He served as a key team member and later as leader in the development of a new generation of BoNT vaccines-designing novel recombinant botulinum toxin antigens, along with production processes for multiple toxin serotypes. Importantly, this approach offers the DoD the potential to develop a safe, effective, fully characterized vaccine that meets today’s cutting-edge industry standards. Dr. Smith also is spearheading the advanced development of a lead ricin vaccine candidate that is currently in phase I clinical trials.
Smith attended Georgetown University in Washington, D.C., where he received his Ph.D. degree in Biochemistry in 1978. He received a BA degree in Chemistry and Zoology from the University of New Hampshire in 1972. He joined USAMRIID as a research chemist in 1982, having served in private industry and as a senior staff fellow at the National Cancer Institute.
Prior to his 2008 appointment by the Secretary of the Army to the post of Senior Research Scientist, Smith headed USAMRIID’s Department of Molecular Biology within the Division of Integrated Toxicology.
Dr. Smith has authored or co-authored more than 150 scientific publications, reviews and book chapters, and holds several patents for his work. He is frequently invited to lecture at national and international meetings. He is Chair of NATO Human Factors and Medicine Task Groups 186 and 239. He is a member of the International Society on Toxinology, American Society for Microbiology, American Association of Pharmaceutical Scientists and PDA: An International Association for Pharmaceutical Science and Technology. He also serves on the Board of Directors and is an Officer for the International Neurotoxin Association.
His previous awards and honors include the 2011 Department of the Army Research and Development Achievement Award for Technical Excellence, the 2007 Joel M. Dalrymple Award from the Association of Military Surgeons of the United States, and the 2007 Research Scientist of the Year Award from the Defense Threat Reduction Agency. He was a finalist in the 2007 Service to America Awards, and was elected to the faculty of the Neurotoxin Institute in New York City in 2007. He received the Order of Military Medical Merit award in 2006 and the Army Research and Development Achievement Award in 1999.

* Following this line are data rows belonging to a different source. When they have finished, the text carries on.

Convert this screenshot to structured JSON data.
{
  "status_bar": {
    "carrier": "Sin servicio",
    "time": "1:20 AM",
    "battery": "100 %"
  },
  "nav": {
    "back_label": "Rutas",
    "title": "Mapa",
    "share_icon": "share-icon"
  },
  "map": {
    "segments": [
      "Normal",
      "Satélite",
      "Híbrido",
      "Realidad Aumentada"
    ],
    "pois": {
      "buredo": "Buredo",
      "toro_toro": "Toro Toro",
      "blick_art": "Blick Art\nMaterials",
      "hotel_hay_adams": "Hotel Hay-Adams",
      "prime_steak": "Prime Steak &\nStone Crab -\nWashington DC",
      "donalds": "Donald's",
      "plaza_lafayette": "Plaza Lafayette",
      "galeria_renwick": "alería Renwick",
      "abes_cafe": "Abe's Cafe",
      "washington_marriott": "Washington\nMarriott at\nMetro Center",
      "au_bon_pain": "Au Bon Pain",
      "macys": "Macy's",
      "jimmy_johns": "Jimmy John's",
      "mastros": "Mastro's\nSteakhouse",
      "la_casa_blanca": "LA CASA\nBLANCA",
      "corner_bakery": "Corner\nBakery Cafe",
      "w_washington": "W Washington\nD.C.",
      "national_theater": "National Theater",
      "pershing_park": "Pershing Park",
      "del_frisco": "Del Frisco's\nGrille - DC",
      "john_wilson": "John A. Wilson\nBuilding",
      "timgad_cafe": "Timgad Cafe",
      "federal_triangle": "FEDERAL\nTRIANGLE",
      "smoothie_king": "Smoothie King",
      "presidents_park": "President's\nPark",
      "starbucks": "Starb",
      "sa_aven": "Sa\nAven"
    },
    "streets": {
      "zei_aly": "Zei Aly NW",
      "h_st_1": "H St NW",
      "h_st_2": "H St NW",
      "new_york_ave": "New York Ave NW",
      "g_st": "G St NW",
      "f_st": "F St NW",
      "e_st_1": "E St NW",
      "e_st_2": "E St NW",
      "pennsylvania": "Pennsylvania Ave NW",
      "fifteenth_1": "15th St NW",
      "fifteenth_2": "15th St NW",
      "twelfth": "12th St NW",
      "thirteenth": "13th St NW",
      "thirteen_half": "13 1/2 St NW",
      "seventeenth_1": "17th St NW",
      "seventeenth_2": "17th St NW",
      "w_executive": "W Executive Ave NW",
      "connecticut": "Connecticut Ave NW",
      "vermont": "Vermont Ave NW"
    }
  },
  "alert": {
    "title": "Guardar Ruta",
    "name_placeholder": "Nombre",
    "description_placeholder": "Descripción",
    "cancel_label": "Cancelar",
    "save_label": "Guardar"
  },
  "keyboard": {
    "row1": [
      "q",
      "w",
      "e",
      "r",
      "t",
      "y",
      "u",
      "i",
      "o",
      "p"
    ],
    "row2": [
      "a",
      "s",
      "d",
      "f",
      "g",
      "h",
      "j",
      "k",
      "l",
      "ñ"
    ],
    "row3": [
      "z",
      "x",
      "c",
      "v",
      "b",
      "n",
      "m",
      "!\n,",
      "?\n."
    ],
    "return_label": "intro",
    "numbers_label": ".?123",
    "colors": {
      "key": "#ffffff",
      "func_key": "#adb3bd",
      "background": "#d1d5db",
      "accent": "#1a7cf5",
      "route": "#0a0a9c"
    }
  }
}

While Smith was joined at the ceremony by wife Olga Hernandez-Smith, daughter Kristen Smith and grandson Logan Cresswell, the event also was tinged with sadness for one family member who was conspicuously absent. His son, Marine Sgt. David Smith, died in January 2010 from injuries he sustained during a suicide bombing in Afghanistan. He was 25. “This award comes with sadness, as well as honor,” Smith said. “I have always tried to do the best that I could in support of our warfighters. They are the ones who work so hard and sacrifice so much. That’s what keeps me going-to support those who put themselves in harm’s way to keep us safe, as my son did for love of country, service and family. My son loved the U.S. Marine Corps and was extremely proud to serve his country.”
USAMRIID’s mission is to protect the warfighter from biological threats and to be prepared to investigate disease outbreaks or threats to public health. Research conducted at USAMRIID leads to medical solutions-vaccines, drugs, diagnostics, and information-that benefit both military personnel and civilians. The Institute plays a key role as the lead military medical research laboratory for the Defense Threat Reduction Agency’s Joint Science and Technology Office for Chemical and Biological Defense. USAMRIID is a subordinate laboratory of the U.S. Army Medical Research and Materiel Command.